For that reason, it’s important that you regularly try out modifications of your checkout page design. Make one of the changes above or something else you have in mind and run an A/B test against your current version.
This will show you if there is a way you can further improve the customer experience so that they are more are willing to purchase from you.
Important: don’t test too many things at once. Only make one or two changes and run a test on those. If you do more, you won’t know what tipped the scales and will be none the wiser.
Last Thoughts: Checkout Page Design
Checkout page design is a central consideration for anyone running an online shop. It’s the kiss-off page for site visitors and last thing they interact with before becoming customers – or not. Use the tips above to make sure it’s not the proverbial kiss of death.
Let’s review what we covered above one more time:
- Include all necessary elements on your checkout page
- Follow basic guidelines for ecommerce UI design (incl. mobile)
- Highlight benefits you offer and methods of support
- Make your checkout page easy to use
- Show cart contents and make them simple to modify
- Follow up on purchases (both completed and incomplete)
- Run A/B tests to keep improving your checkout page design
Hopefully, by now you have plenty of ideas to improve the makeup of your own checkout page. We wish you all the best with implementing them.
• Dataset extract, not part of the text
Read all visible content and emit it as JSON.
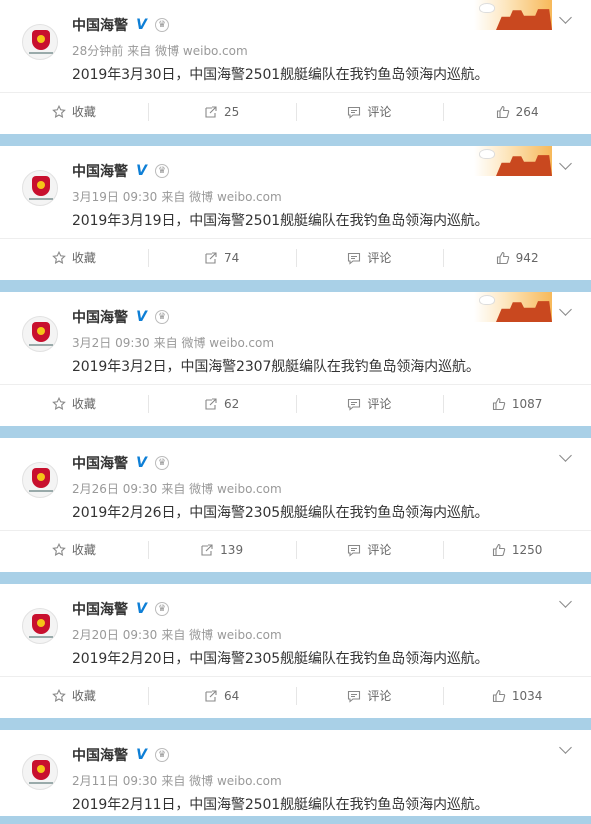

What’s a common feature of checkout page design that you think should change and why? Let us know in the comments!